Material shown ->
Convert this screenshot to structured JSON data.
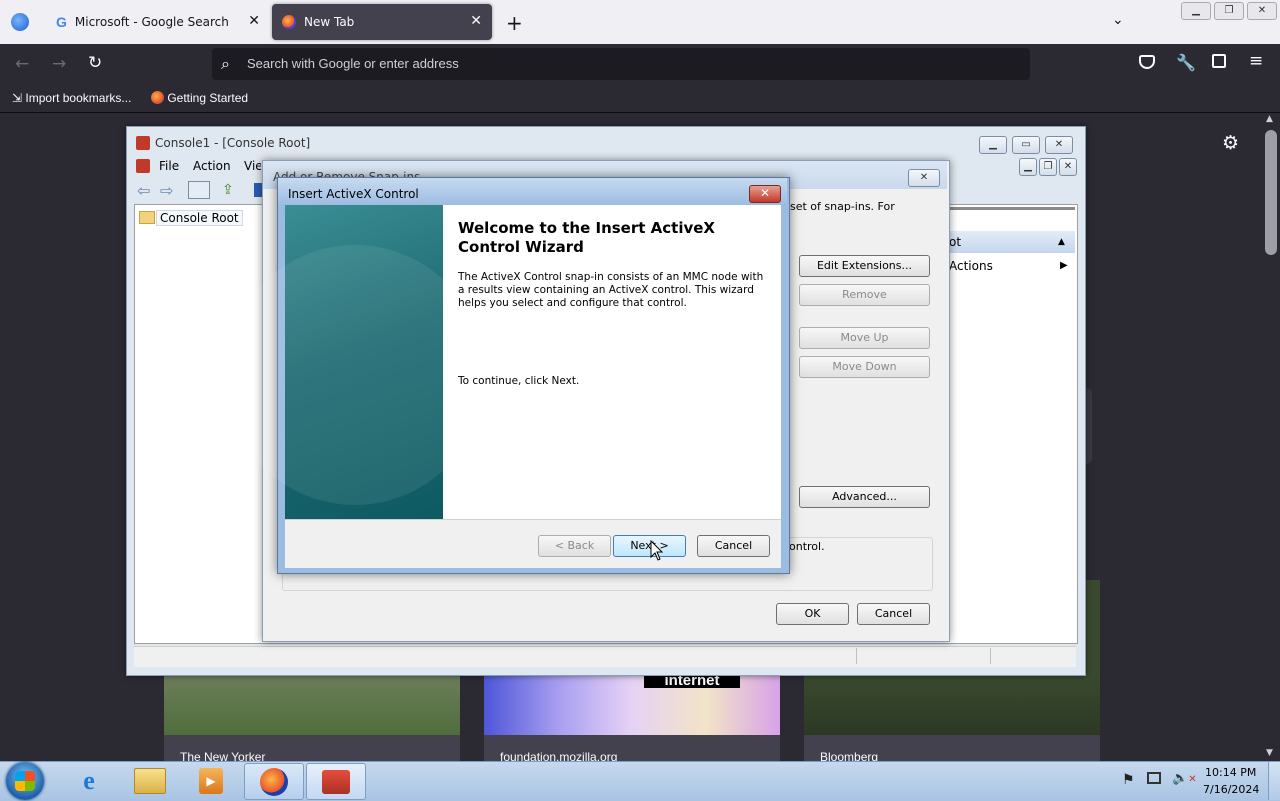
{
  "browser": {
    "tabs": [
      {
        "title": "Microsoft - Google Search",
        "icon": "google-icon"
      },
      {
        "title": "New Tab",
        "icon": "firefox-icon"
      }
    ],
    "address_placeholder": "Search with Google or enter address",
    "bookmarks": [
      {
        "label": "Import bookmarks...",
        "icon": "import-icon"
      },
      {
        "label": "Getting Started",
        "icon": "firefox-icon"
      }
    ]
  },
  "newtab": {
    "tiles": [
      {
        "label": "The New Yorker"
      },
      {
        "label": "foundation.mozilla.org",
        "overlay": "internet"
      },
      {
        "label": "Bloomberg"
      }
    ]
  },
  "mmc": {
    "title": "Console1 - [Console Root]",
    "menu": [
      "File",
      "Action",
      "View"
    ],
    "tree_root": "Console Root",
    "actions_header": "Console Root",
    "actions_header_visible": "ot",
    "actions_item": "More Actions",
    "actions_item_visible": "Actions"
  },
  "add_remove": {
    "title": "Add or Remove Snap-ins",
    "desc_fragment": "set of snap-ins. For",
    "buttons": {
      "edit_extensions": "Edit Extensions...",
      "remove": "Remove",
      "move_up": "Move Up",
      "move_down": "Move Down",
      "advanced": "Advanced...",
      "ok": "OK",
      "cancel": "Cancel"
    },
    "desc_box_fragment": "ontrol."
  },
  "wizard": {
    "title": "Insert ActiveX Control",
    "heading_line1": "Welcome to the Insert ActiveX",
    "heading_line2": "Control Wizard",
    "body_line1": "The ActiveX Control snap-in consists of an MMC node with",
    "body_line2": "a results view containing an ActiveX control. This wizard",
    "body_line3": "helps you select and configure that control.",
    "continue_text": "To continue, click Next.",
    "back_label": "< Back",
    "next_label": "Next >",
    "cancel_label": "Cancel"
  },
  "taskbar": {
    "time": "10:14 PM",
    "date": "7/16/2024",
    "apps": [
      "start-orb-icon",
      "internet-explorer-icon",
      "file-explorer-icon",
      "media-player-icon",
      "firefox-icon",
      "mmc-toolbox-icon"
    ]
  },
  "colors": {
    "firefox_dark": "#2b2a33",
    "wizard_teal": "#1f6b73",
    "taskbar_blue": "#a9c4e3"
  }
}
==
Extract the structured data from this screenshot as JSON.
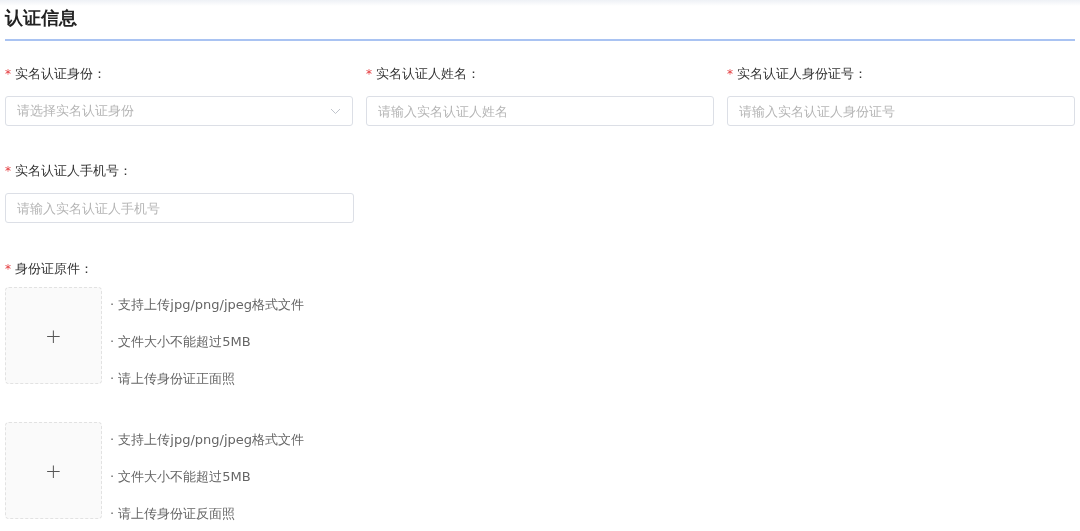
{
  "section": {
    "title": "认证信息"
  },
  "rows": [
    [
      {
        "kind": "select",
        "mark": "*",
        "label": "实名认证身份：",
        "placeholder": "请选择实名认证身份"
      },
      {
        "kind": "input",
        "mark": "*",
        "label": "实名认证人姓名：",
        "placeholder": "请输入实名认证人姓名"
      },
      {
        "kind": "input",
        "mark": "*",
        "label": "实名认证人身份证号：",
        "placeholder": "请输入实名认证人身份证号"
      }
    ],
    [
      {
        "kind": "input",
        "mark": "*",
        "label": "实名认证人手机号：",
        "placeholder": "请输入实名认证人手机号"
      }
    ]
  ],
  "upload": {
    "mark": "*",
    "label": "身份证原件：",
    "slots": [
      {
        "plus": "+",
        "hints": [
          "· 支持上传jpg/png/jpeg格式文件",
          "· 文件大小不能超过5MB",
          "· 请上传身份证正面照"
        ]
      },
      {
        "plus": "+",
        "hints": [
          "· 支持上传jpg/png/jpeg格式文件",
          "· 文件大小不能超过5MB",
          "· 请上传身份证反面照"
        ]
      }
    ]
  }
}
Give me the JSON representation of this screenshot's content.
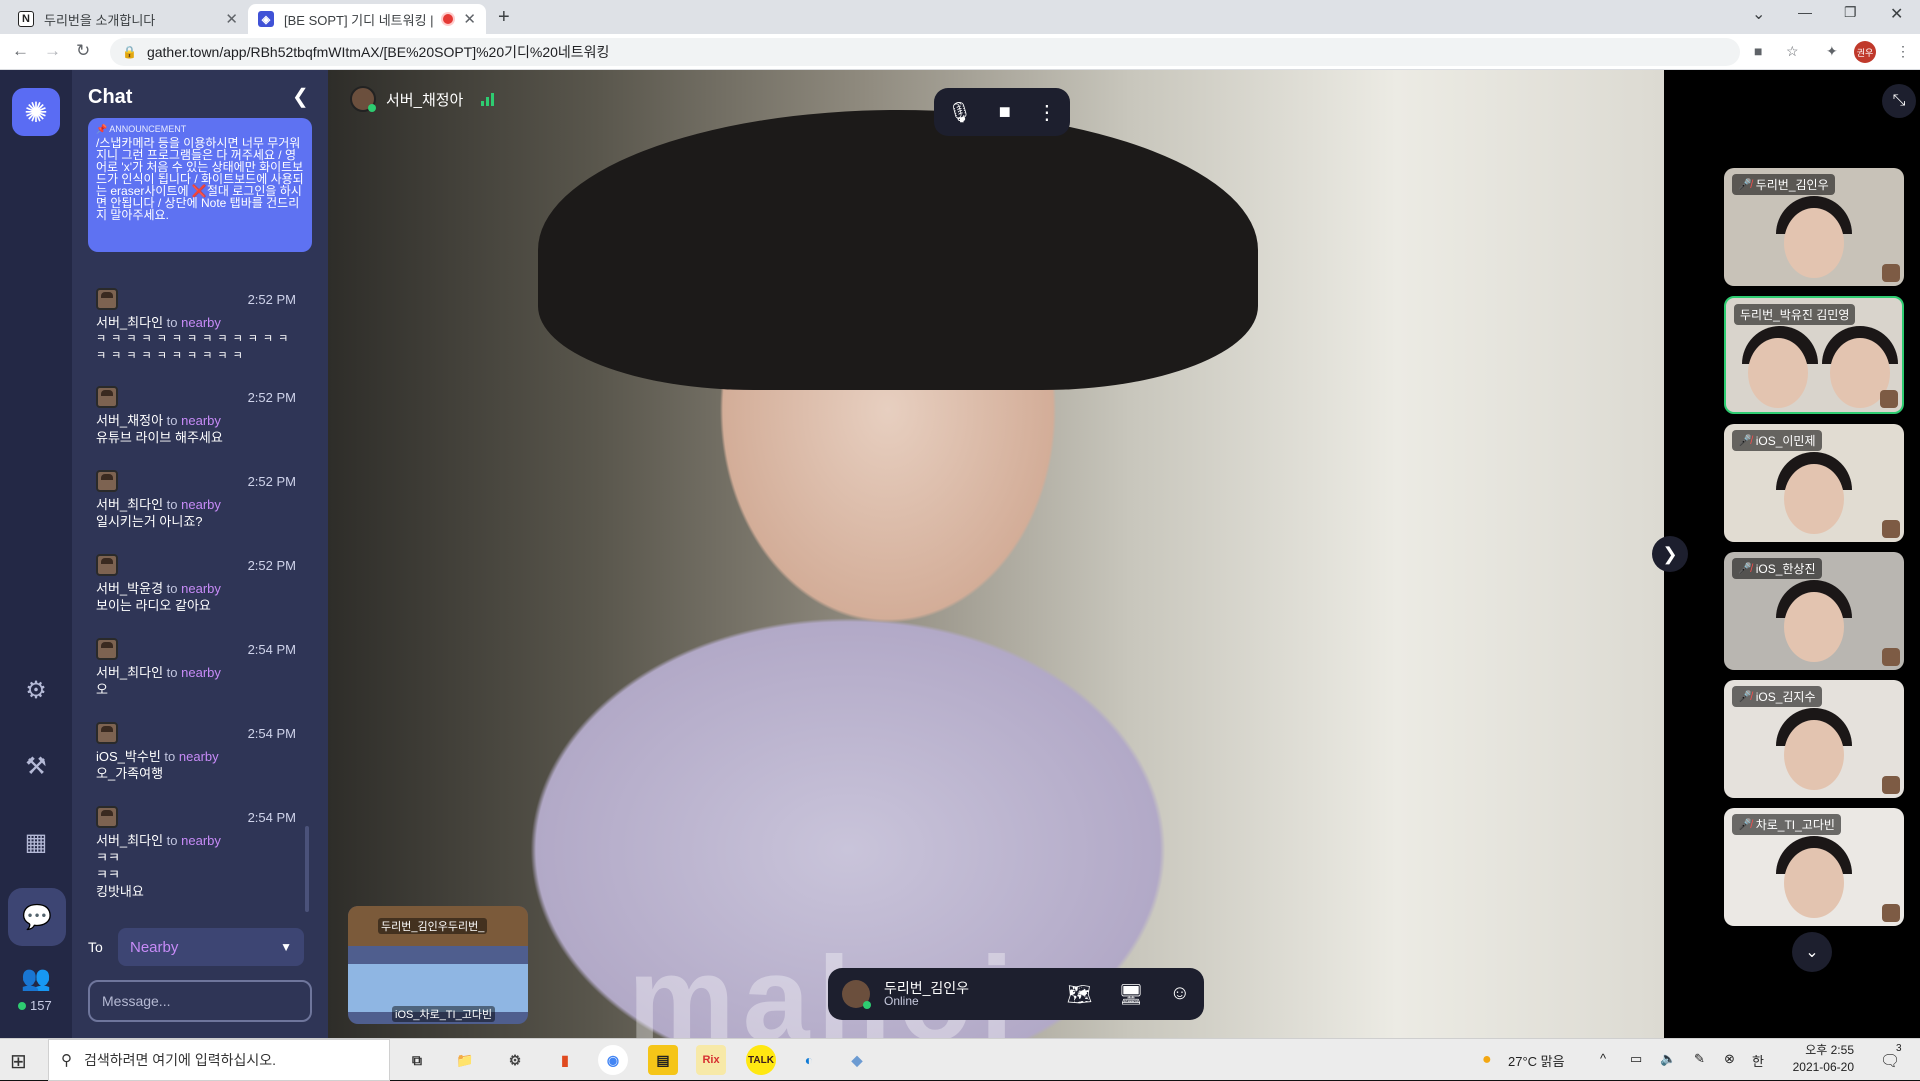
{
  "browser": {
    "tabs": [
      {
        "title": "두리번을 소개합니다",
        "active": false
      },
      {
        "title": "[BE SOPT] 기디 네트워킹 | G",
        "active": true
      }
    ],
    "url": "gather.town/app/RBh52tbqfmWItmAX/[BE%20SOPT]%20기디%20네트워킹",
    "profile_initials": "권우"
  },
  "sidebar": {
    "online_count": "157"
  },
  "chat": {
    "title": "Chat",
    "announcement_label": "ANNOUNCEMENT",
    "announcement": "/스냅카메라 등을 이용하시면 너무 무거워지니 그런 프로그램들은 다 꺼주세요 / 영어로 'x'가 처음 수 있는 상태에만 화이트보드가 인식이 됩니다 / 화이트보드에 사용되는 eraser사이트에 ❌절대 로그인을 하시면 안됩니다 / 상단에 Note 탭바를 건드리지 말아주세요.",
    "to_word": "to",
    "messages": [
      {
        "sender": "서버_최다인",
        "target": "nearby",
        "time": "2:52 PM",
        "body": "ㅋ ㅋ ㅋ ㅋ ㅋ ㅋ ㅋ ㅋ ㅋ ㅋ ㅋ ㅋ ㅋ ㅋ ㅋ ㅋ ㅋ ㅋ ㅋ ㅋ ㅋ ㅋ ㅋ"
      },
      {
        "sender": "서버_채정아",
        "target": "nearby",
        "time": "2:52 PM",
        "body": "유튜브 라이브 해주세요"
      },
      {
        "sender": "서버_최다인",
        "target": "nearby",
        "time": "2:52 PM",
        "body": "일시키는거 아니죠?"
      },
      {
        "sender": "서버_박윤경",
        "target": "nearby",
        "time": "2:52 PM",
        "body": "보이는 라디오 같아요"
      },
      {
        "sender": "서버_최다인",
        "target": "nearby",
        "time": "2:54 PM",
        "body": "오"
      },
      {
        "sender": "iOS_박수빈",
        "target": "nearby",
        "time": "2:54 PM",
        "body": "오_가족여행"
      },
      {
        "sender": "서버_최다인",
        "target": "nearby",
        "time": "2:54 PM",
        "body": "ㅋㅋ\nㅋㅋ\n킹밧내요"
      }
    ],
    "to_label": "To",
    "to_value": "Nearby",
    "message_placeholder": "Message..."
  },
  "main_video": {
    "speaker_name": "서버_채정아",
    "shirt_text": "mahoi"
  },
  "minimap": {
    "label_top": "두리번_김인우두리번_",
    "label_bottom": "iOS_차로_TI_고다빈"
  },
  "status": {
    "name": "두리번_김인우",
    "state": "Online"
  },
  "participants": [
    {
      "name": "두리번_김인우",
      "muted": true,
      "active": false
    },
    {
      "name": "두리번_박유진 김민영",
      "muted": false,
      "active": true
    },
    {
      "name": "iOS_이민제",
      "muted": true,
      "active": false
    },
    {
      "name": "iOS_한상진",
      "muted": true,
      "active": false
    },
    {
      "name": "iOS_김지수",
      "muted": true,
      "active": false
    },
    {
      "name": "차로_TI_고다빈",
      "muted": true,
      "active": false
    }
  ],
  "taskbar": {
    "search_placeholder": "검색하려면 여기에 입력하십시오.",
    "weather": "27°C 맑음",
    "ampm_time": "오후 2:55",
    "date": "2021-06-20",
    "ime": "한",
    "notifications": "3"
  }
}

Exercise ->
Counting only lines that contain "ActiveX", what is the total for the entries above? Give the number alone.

Response area ->
4